▶ [Exercise data]:
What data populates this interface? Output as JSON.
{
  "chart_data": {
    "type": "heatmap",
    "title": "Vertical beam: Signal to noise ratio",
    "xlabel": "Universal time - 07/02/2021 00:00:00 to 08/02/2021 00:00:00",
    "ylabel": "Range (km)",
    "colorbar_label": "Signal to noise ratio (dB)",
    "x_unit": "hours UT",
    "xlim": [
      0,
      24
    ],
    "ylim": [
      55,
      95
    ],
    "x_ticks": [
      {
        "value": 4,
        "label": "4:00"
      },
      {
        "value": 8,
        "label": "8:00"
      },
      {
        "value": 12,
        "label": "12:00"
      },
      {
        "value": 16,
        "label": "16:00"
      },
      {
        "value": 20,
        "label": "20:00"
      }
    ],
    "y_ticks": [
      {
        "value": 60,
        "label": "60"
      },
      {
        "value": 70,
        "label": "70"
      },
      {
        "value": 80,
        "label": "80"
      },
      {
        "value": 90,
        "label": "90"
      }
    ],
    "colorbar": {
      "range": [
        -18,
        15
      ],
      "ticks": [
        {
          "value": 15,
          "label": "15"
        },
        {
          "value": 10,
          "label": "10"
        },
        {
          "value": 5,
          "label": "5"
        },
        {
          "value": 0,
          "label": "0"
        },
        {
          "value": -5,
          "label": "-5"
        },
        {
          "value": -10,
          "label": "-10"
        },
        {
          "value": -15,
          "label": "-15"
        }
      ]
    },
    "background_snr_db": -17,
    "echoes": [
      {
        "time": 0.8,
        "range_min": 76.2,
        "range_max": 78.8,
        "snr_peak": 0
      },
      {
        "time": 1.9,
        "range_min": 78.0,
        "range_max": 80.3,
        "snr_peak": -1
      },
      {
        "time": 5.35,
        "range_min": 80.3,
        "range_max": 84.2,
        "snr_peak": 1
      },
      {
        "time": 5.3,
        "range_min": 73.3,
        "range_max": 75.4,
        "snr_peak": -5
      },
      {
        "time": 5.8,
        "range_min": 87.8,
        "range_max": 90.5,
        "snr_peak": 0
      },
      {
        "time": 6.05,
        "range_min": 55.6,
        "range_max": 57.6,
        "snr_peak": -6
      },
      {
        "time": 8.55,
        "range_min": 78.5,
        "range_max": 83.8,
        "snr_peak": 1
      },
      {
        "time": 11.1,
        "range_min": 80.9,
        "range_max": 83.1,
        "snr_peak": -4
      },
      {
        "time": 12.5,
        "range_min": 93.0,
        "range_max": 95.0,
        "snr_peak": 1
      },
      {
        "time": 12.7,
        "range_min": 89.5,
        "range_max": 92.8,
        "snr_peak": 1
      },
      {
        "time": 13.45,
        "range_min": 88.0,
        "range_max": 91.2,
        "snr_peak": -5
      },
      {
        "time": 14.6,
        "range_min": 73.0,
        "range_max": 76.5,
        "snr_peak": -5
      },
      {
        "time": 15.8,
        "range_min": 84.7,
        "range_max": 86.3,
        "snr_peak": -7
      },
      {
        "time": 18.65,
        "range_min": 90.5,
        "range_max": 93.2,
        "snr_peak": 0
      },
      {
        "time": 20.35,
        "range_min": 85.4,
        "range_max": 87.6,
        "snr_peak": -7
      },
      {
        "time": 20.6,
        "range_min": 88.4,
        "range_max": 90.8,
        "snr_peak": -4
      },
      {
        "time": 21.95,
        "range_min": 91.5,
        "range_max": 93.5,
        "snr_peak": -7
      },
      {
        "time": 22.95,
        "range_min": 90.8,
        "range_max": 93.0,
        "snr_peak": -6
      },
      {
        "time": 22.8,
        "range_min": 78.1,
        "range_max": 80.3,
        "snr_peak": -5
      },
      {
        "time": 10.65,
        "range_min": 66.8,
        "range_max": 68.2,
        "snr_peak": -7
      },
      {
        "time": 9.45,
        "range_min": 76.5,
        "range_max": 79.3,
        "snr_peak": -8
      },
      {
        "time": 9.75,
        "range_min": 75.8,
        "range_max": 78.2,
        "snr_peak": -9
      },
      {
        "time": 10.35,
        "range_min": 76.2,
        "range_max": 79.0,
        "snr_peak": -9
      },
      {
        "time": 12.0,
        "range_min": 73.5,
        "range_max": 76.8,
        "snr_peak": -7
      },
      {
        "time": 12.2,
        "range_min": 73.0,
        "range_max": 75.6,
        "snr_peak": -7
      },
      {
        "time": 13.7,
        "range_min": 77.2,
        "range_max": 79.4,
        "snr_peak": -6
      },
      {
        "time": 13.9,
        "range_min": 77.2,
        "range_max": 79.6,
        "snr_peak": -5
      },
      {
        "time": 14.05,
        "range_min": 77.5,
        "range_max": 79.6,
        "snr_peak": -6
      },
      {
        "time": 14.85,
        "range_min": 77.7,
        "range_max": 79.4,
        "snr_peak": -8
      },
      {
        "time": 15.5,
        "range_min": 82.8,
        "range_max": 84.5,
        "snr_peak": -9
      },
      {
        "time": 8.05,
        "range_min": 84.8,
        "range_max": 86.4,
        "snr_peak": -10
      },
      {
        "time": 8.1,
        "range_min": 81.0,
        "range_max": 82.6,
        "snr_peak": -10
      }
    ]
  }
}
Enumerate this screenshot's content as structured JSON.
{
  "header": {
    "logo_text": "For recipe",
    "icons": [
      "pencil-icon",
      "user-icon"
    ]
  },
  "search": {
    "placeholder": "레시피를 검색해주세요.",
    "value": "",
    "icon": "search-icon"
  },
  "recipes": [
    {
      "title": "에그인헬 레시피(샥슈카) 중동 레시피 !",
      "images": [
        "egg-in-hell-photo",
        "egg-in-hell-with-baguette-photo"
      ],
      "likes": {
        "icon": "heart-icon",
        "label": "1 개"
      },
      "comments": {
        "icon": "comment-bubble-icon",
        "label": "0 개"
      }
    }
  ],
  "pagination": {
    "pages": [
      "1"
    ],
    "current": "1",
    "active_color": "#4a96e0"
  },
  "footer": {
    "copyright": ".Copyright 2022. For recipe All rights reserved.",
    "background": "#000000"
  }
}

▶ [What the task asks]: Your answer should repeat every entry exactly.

▶ [Task answer]:
What data populates this interface? Output as JSON.
{
  "chart_data": {
    "type": "heatmap",
    "title": "Vertical beam: Signal to noise ratio",
    "xlabel": "Universal time - 07/02/2021 00:00:00 to 08/02/2021 00:00:00",
    "ylabel": "Range (km)",
    "colorbar_label": "Signal to noise ratio (dB)",
    "x_unit": "hours UT",
    "xlim": [
      0,
      24
    ],
    "ylim": [
      55,
      95
    ],
    "x_ticks": [
      {
        "value": 4,
        "label": "4:00"
      },
      {
        "value": 8,
        "label": "8:00"
      },
      {
        "value": 12,
        "label": "12:00"
      },
      {
        "value": 16,
        "label": "16:00"
      },
      {
        "value": 20,
        "label": "20:00"
      }
    ],
    "y_ticks": [
      {
        "value": 60,
        "label": "60"
      },
      {
        "value": 70,
        "label": "70"
      },
      {
        "value": 80,
        "label": "80"
      },
      {
        "value": 90,
        "label": "90"
      }
    ],
    "colorbar": {
      "range": [
        -18,
        15
      ],
      "ticks": [
        {
          "value": 15,
          "label": "15"
        },
        {
          "value": 10,
          "label": "10"
        },
        {
          "value": 5,
          "label": "5"
        },
        {
          "value": 0,
          "label": "0"
        },
        {
          "value": -5,
          "label": "-5"
        },
        {
          "value": -10,
          "label": "-10"
        },
        {
          "value": -15,
          "label": "-15"
        }
      ]
    },
    "background_snr_db": -17,
    "echoes": [
      {
        "time": 0.8,
        "range_min": 76.2,
        "range_max": 78.8,
        "snr_peak": 0
      },
      {
        "time": 1.9,
        "range_min": 78.0,
        "range_max": 80.3,
        "snr_peak": -1
      },
      {
        "time": 5.35,
        "range_min": 80.3,
        "range_max": 84.2,
        "snr_peak": 1
      },
      {
        "time": 5.3,
        "range_min": 73.3,
        "range_max": 75.4,
        "snr_peak": -5
      },
      {
        "time": 5.8,
        "range_min": 87.8,
        "range_max": 90.5,
        "snr_peak": 0
      },
      {
        "time": 6.05,
        "range_min": 55.6,
        "range_max": 57.6,
        "snr_peak": -6
      },
      {
        "time": 8.55,
        "range_min": 78.5,
        "range_max": 83.8,
        "snr_peak": 1
      },
      {
        "time": 11.1,
        "range_min": 80.9,
        "range_max": 83.1,
        "snr_peak": -4
      },
      {
        "time": 12.5,
        "range_min": 93.0,
        "range_max": 95.0,
        "snr_peak": 1
      },
      {
        "time": 12.7,
        "range_min": 89.5,
        "range_max": 92.8,
        "snr_peak": 1
      },
      {
        "time": 13.45,
        "range_min": 88.0,
        "range_max": 91.2,
        "snr_peak": -5
      },
      {
        "time": 14.6,
        "range_min": 73.0,
        "range_max": 76.5,
        "snr_peak": -5
      },
      {
        "time": 15.8,
        "range_min": 84.7,
        "range_max": 86.3,
        "snr_peak": -7
      },
      {
        "time": 18.65,
        "range_min": 90.5,
        "range_max": 93.2,
        "snr_peak": 0
      },
      {
        "time": 20.35,
        "range_min": 85.4,
        "range_max": 87.6,
        "snr_peak": -7
      },
      {
        "time": 20.6,
        "range_min": 88.4,
        "range_max": 90.8,
        "snr_peak": -4
      },
      {
        "time": 21.95,
        "range_min": 91.5,
        "range_max": 93.5,
        "snr_peak": -7
      },
      {
        "time": 22.95,
        "range_min": 90.8,
        "range_max": 93.0,
        "snr_peak": -6
      },
      {
        "time": 22.8,
        "range_min": 78.1,
        "range_max": 80.3,
        "snr_peak": -5
      },
      {
        "time": 10.65,
        "range_min": 66.8,
        "range_max": 68.2,
        "snr_peak": -7
      },
      {
        "time": 9.45,
        "range_min": 76.5,
        "range_max": 79.3,
        "snr_peak": -8
      },
      {
        "time": 9.75,
        "range_min": 75.8,
        "range_max": 78.2,
        "snr_peak": -9
      },
      {
        "time": 10.35,
        "range_min": 76.2,
        "range_max": 79.0,
        "snr_peak": -9
      },
      {
        "time": 12.0,
        "range_min": 73.5,
        "range_max": 76.8,
        "snr_peak": -7
      },
      {
        "time": 12.2,
        "range_min": 73.0,
        "range_max": 75.6,
        "snr_peak": -7
      },
      {
        "time": 13.7,
        "range_min": 77.2,
        "range_max": 79.4,
        "snr_peak": -6
      },
      {
        "time": 13.9,
        "range_min": 77.2,
        "range_max": 79.6,
        "snr_peak": -5
      },
      {
        "time": 14.05,
        "range_min": 77.5,
        "range_max": 79.6,
        "snr_peak": -6
      },
      {
        "time": 14.85,
        "range_min": 77.7,
        "range_max": 79.4,
        "snr_peak": -8
      },
      {
        "time": 15.5,
        "range_min": 82.8,
        "range_max": 84.5,
        "snr_peak": -9
      },
      {
        "time": 8.05,
        "range_min": 84.8,
        "range_max": 86.4,
        "snr_peak": -10
      },
      {
        "time": 8.1,
        "range_min": 81.0,
        "range_max": 82.6,
        "snr_peak": -10
      }
    ]
  }
}
Enumerate this screenshot's content as structured JSON.
{
  "header": {
    "logo_text": "For recipe",
    "icons": [
      "pencil-icon",
      "user-icon"
    ]
  },
  "search": {
    "placeholder": "레시피를 검색해주세요.",
    "value": "",
    "icon": "search-icon"
  },
  "recipes": [
    {
      "title": "에그인헬 레시피(샥슈카) 중동 레시피 !",
      "images": [
        "egg-in-hell-photo",
        "egg-in-hell-with-baguette-photo"
      ],
      "likes": {
        "icon": "heart-icon",
        "label": "1 개"
      },
      "comments": {
        "icon": "comment-bubble-icon",
        "label": "0 개"
      }
    }
  ],
  "pagination": {
    "pages": [
      "1"
    ],
    "current": "1",
    "active_color": "#4a96e0"
  },
  "footer": {
    "copyright": ".Copyright 2022. For recipe All rights reserved.",
    "background": "#000000"
  }
}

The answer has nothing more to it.